I started teaching myself HTML in earnest after I attended a crowded presentation at the Modern Language Association in the early 90s. Midway through his demonstration of what a mouse was, the speaker asked a crowd of hundreds who had used a graphical web browser (everyone raised their hands), and who had used the Internet in their teaching and research (everyone raised their hands), and who had coded a web page (I saw just three hands… one of which was mine).
The most important thing I took away from that presentation was that I could have been standing up there giving it.
I don’t mean to denigrate the speaker. My point is that I, a terrified grad student dwarfed by tenured giants, realized that I had a skill that others thought was valuable.
I had already gotten my reading list together and started working in a dissertation on American literature, and I stayed that course, and did not pivot into a “Humanities Computing” track, but my self-taught technical skills were enough to get me valuable work-study positions and a decent job creating an maintaining web sites.
I must have started out using Mosaic, but I remember making the switch to Netscape to teach myself the basics of HTML coding, and I remember being eager to learn the emerging WWW standers, but being frustrated that Internet Explorer would not always reliably implement those standards. So I often had to create two different versions of a web page, one for all the web browsers that followed the standards, and one for Internet Explorer.
AOL relentlessly marketed itself to middle American normies who didn’t know that AOL and IE both sucked.
Then-AOL senior vice-president David Colburn said: “Microsoft gave it a mob-like offer it could not refuse: a prime piece of real estate on the Windows desktop in return for licensing Microsoft’s Internet Explorer instead of Netscape Navigator.”
This two-pronged strategy was remarkably effective. Netscape, which in 1996 had roughly 90% market share, tumbled to 42% by early 1999, while Internet Explorer zoomed from virtually nothing to over 55%.
At the turn of the century IE sat at over 75%, and the free-falling Netscape was at 23%. By 2001, Netscape’s share was in single digits, while IE swallowed 90% of the browser market.
Internet Explorer didn’t get there by being better. It devoured the market by taking hold of key levers and adjusting them in its favor.

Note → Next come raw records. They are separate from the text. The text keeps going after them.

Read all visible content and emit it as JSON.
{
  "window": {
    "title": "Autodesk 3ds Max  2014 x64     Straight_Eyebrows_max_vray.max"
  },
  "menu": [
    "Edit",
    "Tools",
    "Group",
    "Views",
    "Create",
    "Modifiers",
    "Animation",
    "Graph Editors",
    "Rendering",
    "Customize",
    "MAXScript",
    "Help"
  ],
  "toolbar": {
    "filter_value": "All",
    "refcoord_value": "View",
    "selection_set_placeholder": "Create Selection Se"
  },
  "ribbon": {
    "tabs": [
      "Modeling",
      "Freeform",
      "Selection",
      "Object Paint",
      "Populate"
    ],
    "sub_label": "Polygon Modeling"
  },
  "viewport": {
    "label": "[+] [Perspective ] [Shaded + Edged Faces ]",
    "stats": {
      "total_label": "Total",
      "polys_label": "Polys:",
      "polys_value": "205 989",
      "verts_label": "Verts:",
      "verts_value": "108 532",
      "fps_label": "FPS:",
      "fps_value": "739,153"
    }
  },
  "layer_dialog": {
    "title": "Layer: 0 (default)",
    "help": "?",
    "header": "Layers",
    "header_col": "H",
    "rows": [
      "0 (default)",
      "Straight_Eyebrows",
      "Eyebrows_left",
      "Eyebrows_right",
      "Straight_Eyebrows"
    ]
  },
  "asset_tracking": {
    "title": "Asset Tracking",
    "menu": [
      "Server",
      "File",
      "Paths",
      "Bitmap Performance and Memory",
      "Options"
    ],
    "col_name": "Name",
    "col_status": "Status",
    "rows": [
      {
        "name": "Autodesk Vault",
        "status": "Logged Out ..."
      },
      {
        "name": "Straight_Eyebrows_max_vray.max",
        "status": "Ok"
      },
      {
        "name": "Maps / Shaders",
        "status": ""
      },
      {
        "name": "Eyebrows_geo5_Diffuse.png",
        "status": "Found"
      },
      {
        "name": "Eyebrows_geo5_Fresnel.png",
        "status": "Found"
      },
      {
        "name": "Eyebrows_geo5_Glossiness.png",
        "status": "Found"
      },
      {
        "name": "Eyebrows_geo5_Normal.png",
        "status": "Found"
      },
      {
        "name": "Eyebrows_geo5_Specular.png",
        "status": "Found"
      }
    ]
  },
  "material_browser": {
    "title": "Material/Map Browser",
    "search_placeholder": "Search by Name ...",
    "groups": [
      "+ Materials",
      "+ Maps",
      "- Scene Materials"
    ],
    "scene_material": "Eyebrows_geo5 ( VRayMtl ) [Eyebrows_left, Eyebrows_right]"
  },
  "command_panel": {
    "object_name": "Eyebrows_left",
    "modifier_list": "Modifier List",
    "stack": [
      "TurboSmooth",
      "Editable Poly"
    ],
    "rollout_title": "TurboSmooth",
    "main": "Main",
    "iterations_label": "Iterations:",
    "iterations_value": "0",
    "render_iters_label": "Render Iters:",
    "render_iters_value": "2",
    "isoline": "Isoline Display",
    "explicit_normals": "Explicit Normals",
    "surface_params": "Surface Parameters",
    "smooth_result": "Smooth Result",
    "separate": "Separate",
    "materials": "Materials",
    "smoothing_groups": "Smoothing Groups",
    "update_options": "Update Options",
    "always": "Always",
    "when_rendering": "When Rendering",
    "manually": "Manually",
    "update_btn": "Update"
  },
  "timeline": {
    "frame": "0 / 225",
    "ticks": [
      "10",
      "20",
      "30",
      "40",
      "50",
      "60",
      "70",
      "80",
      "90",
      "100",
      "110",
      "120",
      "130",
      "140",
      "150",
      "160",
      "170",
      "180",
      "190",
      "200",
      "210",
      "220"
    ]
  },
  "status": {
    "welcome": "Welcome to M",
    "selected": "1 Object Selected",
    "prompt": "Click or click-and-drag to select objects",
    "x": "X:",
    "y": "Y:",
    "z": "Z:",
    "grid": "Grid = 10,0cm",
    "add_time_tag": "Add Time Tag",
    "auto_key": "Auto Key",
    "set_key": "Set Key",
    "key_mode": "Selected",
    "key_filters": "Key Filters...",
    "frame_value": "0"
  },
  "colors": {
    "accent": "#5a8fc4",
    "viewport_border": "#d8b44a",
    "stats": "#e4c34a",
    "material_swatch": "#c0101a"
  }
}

Microsoft did work to improve its middling browser but, in a karma-filled twist, its Internet Explorer reclamation projects were quickly overshadowed by the arrival of an out-of-left-field web browser: Google Chrome.